> What the task requires: All entries are to be retyped without alteration.
= Beginning of Section =
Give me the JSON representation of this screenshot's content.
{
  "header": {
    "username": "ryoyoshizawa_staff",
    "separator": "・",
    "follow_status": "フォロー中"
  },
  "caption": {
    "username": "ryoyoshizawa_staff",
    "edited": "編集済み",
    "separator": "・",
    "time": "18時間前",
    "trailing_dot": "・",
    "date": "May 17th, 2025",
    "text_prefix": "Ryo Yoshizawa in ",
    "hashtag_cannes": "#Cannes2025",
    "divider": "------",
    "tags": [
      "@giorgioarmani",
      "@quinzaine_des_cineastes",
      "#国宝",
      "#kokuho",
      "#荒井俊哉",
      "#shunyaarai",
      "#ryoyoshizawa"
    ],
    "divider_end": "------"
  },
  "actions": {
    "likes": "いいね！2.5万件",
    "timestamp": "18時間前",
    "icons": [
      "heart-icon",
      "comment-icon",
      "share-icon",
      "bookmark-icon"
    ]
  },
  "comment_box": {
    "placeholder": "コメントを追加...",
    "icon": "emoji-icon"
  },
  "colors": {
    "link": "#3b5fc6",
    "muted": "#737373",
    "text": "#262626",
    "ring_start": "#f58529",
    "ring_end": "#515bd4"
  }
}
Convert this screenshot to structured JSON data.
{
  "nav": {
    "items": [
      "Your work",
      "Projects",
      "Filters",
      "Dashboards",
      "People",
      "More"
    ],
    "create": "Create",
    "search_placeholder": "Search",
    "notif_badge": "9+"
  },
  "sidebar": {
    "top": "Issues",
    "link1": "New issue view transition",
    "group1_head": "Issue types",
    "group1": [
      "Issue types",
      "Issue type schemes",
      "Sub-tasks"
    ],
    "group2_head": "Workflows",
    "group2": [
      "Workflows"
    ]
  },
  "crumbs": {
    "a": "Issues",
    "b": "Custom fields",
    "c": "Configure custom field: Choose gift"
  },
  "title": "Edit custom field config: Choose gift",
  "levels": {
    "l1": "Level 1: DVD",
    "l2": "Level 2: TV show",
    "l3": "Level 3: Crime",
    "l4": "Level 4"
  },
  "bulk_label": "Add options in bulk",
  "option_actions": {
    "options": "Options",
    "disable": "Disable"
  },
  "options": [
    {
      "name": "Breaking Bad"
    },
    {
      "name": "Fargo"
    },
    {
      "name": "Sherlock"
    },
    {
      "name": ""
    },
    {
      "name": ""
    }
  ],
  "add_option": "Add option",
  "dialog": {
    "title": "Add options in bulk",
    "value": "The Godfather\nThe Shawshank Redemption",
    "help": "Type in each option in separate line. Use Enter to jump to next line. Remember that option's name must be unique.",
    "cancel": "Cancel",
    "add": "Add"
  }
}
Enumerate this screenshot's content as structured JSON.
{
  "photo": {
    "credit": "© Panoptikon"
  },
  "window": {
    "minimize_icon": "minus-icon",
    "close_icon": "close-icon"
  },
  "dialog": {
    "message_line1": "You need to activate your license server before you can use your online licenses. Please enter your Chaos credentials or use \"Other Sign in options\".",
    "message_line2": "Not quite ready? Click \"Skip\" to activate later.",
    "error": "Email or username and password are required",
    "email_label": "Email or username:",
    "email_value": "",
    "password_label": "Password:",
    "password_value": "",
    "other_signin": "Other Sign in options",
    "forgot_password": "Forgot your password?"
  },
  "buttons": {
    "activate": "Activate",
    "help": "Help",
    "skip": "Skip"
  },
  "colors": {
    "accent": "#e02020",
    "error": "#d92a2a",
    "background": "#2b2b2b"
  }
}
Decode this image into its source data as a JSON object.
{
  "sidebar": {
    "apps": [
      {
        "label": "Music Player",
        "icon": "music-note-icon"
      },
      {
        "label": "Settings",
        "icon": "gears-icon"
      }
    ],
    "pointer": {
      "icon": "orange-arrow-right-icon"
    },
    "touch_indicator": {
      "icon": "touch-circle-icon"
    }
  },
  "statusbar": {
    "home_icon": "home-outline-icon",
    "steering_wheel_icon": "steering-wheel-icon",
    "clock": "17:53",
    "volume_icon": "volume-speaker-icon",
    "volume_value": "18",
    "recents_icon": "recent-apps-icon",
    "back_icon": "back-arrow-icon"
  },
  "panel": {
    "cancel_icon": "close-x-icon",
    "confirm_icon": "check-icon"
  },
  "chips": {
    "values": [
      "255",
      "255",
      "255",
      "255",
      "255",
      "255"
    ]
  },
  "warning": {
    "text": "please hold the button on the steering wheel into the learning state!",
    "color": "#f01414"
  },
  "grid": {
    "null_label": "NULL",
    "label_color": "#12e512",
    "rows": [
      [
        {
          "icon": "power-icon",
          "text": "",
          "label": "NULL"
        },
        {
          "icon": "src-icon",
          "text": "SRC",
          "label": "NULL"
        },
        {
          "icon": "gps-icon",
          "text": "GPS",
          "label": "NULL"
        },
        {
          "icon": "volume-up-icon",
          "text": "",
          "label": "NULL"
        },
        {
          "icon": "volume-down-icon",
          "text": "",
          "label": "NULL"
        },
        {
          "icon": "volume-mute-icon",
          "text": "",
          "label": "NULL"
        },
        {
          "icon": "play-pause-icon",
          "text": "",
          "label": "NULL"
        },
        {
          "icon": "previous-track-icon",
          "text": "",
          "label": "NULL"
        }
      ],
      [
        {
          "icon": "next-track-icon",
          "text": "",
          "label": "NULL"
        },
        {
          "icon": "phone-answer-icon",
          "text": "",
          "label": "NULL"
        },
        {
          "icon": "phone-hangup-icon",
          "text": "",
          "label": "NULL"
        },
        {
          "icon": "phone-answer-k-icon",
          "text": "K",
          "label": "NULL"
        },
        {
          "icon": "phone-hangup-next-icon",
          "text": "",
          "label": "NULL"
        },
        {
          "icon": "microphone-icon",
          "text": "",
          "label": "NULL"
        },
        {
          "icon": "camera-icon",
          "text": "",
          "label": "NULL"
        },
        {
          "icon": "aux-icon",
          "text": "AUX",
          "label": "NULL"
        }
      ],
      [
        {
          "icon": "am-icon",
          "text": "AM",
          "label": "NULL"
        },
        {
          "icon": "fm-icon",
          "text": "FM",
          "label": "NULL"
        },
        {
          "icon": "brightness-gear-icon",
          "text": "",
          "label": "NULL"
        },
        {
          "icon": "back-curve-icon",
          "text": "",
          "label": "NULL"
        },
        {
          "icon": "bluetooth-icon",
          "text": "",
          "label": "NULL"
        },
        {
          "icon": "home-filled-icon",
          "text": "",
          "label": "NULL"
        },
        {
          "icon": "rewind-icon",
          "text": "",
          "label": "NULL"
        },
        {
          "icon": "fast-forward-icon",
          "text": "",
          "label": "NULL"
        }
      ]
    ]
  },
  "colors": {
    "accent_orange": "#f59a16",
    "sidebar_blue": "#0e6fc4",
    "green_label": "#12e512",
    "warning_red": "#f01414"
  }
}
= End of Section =
> Result below:
Give me the JSON representation of this screenshot's content.
{
  "header": {
    "username": "ryoyoshizawa_staff",
    "separator": "・",
    "follow_status": "フォロー中"
  },
  "caption": {
    "username": "ryoyoshizawa_staff",
    "edited": "編集済み",
    "separator": "・",
    "time": "18時間前",
    "trailing_dot": "・",
    "date": "May 17th, 2025",
    "text_prefix": "Ryo Yoshizawa in ",
    "hashtag_cannes": "#Cannes2025",
    "divider": "------",
    "tags": [
      "@giorgioarmani",
      "@quinzaine_des_cineastes",
      "#国宝",
      "#kokuho",
      "#荒井俊哉",
      "#shunyaarai",
      "#ryoyoshizawa"
    ],
    "divider_end": "------"
  },
  "actions": {
    "likes": "いいね！2.5万件",
    "timestamp": "18時間前",
    "icons": [
      "heart-icon",
      "comment-icon",
      "share-icon",
      "bookmark-icon"
    ]
  },
  "comment_box": {
    "placeholder": "コメントを追加...",
    "icon": "emoji-icon"
  },
  "colors": {
    "link": "#3b5fc6",
    "muted": "#737373",
    "text": "#262626",
    "ring_start": "#f58529",
    "ring_end": "#515bd4"
  }
}
Convert this screenshot to structured JSON data.
{
  "nav": {
    "items": [
      "Your work",
      "Projects",
      "Filters",
      "Dashboards",
      "People",
      "More"
    ],
    "create": "Create",
    "search_placeholder": "Search",
    "notif_badge": "9+"
  },
  "sidebar": {
    "top": "Issues",
    "link1": "New issue view transition",
    "group1_head": "Issue types",
    "group1": [
      "Issue types",
      "Issue type schemes",
      "Sub-tasks"
    ],
    "group2_head": "Workflows",
    "group2": [
      "Workflows"
    ]
  },
  "crumbs": {
    "a": "Issues",
    "b": "Custom fields",
    "c": "Configure custom field: Choose gift"
  },
  "title": "Edit custom field config: Choose gift",
  "levels": {
    "l1": "Level 1: DVD",
    "l2": "Level 2: TV show",
    "l3": "Level 3: Crime",
    "l4": "Level 4"
  },
  "bulk_label": "Add options in bulk",
  "option_actions": {
    "options": "Options",
    "disable": "Disable"
  },
  "options": [
    {
      "name": "Breaking Bad"
    },
    {
      "name": "Fargo"
    },
    {
      "name": "Sherlock"
    },
    {
      "name": ""
    },
    {
      "name": ""
    }
  ],
  "add_option": "Add option",
  "dialog": {
    "title": "Add options in bulk",
    "value": "The Godfather\nThe Shawshank Redemption",
    "help": "Type in each option in separate line. Use Enter to jump to next line. Remember that option's name must be unique.",
    "cancel": "Cancel",
    "add": "Add"
  }
}
Enumerate this screenshot's content as structured JSON.
{
  "photo": {
    "credit": "© Panoptikon"
  },
  "window": {
    "minimize_icon": "minus-icon",
    "close_icon": "close-icon"
  },
  "dialog": {
    "message_line1": "You need to activate your license server before you can use your online licenses. Please enter your Chaos credentials or use \"Other Sign in options\".",
    "message_line2": "Not quite ready? Click \"Skip\" to activate later.",
    "error": "Email or username and password are required",
    "email_label": "Email or username:",
    "email_value": "",
    "password_label": "Password:",
    "password_value": "",
    "other_signin": "Other Sign in options",
    "forgot_password": "Forgot your password?"
  },
  "buttons": {
    "activate": "Activate",
    "help": "Help",
    "skip": "Skip"
  },
  "colors": {
    "accent": "#e02020",
    "error": "#d92a2a",
    "background": "#2b2b2b"
  }
}
Decode this image into its source data as a JSON object.
{
  "sidebar": {
    "apps": [
      {
        "label": "Music Player",
        "icon": "music-note-icon"
      },
      {
        "label": "Settings",
        "icon": "gears-icon"
      }
    ],
    "pointer": {
      "icon": "orange-arrow-right-icon"
    },
    "touch_indicator": {
      "icon": "touch-circle-icon"
    }
  },
  "statusbar": {
    "home_icon": "home-outline-icon",
    "steering_wheel_icon": "steering-wheel-icon",
    "clock": "17:53",
    "volume_icon": "volume-speaker-icon",
    "volume_value": "18",
    "recents_icon": "recent-apps-icon",
    "back_icon": "back-arrow-icon"
  },
  "panel": {
    "cancel_icon": "close-x-icon",
    "confirm_icon": "check-icon"
  },
  "chips": {
    "values": [
      "255",
      "255",
      "255",
      "255",
      "255",
      "255"
    ]
  },
  "warning": {
    "text": "please hold the button on the steering wheel into the learning state!",
    "color": "#f01414"
  },
  "grid": {
    "null_label": "NULL",
    "label_color": "#12e512",
    "rows": [
      [
        {
          "icon": "power-icon",
          "text": "",
          "label": "NULL"
        },
        {
          "icon": "src-icon",
          "text": "SRC",
          "label": "NULL"
        },
        {
          "icon": "gps-icon",
          "text": "GPS",
          "label": "NULL"
        },
        {
          "icon": "volume-up-icon",
          "text": "",
          "label": "NULL"
        },
        {
          "icon": "volume-down-icon",
          "text": "",
          "label": "NULL"
        },
        {
          "icon": "volume-mute-icon",
          "text": "",
          "label": "NULL"
        },
        {
          "icon": "play-pause-icon",
          "text": "",
          "label": "NULL"
        },
        {
          "icon": "previous-track-icon",
          "text": "",
          "label": "NULL"
        }
      ],
      [
        {
          "icon": "next-track-icon",
          "text": "",
          "label": "NULL"
        },
        {
          "icon": "phone-answer-icon",
          "text": "",
          "label": "NULL"
        },
        {
          "icon": "phone-hangup-icon",
          "text": "",
          "label": "NULL"
        },
        {
          "icon": "phone-answer-k-icon",
          "text": "K",
          "label": "NULL"
        },
        {
          "icon": "phone-hangup-next-icon",
          "text": "",
          "label": "NULL"
        },
        {
          "icon": "microphone-icon",
          "text": "",
          "label": "NULL"
        },
        {
          "icon": "camera-icon",
          "text": "",
          "label": "NULL"
        },
        {
          "icon": "aux-icon",
          "text": "AUX",
          "label": "NULL"
        }
      ],
      [
        {
          "icon": "am-icon",
          "text": "AM",
          "label": "NULL"
        },
        {
          "icon": "fm-icon",
          "text": "FM",
          "label": "NULL"
        },
        {
          "icon": "brightness-gear-icon",
          "text": "",
          "label": "NULL"
        },
        {
          "icon": "back-curve-icon",
          "text": "",
          "label": "NULL"
        },
        {
          "icon": "bluetooth-icon",
          "text": "",
          "label": "NULL"
        },
        {
          "icon": "home-filled-icon",
          "text": "",
          "label": "NULL"
        },
        {
          "icon": "rewind-icon",
          "text": "",
          "label": "NULL"
        },
        {
          "icon": "fast-forward-icon",
          "text": "",
          "label": "NULL"
        }
      ]
    ]
  },
  "colors": {
    "accent_orange": "#f59a16",
    "sidebar_blue": "#0e6fc4",
    "green_label": "#12e512",
    "warning_red": "#f01414"
  }
}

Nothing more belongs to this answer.